## Task prompt
Only the lines with "delivery" in the entries below belong in the answer; please copy them.

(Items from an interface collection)
++++++
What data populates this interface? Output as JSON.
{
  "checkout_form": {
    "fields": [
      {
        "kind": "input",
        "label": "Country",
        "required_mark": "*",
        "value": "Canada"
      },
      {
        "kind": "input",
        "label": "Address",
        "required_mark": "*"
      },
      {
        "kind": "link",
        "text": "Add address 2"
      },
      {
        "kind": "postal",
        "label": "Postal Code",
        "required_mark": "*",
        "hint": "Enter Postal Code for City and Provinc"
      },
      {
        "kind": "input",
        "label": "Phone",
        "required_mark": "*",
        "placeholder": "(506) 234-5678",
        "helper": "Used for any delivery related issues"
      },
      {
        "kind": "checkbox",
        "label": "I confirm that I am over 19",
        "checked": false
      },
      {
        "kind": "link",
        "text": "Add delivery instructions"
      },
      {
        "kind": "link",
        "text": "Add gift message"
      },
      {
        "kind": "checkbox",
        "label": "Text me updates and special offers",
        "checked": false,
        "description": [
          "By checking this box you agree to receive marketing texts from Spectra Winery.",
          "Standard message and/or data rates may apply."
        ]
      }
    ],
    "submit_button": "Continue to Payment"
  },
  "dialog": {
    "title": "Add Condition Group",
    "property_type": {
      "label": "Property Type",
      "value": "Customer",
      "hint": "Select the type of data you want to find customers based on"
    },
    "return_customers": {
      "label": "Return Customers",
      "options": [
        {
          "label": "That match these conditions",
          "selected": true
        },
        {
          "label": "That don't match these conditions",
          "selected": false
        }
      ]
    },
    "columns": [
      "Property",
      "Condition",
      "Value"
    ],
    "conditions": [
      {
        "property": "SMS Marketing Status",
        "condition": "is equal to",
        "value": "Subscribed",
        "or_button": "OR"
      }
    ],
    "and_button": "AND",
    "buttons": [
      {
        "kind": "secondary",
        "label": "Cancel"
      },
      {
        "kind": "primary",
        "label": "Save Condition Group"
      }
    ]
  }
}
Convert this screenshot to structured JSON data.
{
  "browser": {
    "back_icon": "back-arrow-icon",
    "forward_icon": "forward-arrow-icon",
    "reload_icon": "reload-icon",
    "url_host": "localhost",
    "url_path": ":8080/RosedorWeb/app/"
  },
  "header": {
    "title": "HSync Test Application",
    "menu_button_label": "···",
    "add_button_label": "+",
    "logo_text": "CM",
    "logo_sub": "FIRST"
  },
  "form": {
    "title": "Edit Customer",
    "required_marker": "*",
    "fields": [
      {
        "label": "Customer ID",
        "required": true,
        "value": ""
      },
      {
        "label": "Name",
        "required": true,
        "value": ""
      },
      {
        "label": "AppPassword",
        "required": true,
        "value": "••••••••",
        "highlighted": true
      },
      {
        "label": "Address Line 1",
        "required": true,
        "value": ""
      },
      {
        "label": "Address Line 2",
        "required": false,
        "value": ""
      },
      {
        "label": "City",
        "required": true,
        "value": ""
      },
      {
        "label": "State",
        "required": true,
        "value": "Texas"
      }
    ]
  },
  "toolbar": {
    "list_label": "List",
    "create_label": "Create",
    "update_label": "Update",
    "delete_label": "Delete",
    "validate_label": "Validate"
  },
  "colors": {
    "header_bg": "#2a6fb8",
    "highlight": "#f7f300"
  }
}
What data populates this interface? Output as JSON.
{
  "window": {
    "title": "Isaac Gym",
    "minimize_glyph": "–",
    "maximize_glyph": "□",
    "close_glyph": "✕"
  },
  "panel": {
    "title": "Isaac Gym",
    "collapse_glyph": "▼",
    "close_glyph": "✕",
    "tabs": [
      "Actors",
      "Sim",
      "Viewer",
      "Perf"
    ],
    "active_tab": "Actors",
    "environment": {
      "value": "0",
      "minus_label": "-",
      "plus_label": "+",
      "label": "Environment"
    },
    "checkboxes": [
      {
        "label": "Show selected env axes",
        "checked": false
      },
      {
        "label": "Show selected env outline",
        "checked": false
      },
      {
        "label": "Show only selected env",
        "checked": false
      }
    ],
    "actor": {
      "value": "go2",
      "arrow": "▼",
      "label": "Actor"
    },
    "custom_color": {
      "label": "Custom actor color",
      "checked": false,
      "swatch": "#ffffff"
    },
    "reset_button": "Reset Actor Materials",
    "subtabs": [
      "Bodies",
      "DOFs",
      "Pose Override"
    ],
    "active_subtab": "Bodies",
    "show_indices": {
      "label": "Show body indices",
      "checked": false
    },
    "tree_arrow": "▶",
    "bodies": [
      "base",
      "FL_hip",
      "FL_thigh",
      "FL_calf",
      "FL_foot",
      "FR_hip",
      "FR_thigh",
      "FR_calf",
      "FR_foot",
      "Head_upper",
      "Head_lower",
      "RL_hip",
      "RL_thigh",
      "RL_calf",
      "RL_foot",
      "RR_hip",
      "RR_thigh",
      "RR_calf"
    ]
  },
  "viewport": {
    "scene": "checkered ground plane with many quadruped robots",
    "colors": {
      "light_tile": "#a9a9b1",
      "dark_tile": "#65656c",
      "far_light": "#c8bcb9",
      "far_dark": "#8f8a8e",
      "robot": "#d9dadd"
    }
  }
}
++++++
## Response to this task
        "helper": "Used for any delivery related issues"
        "text": "Add delivery instructions"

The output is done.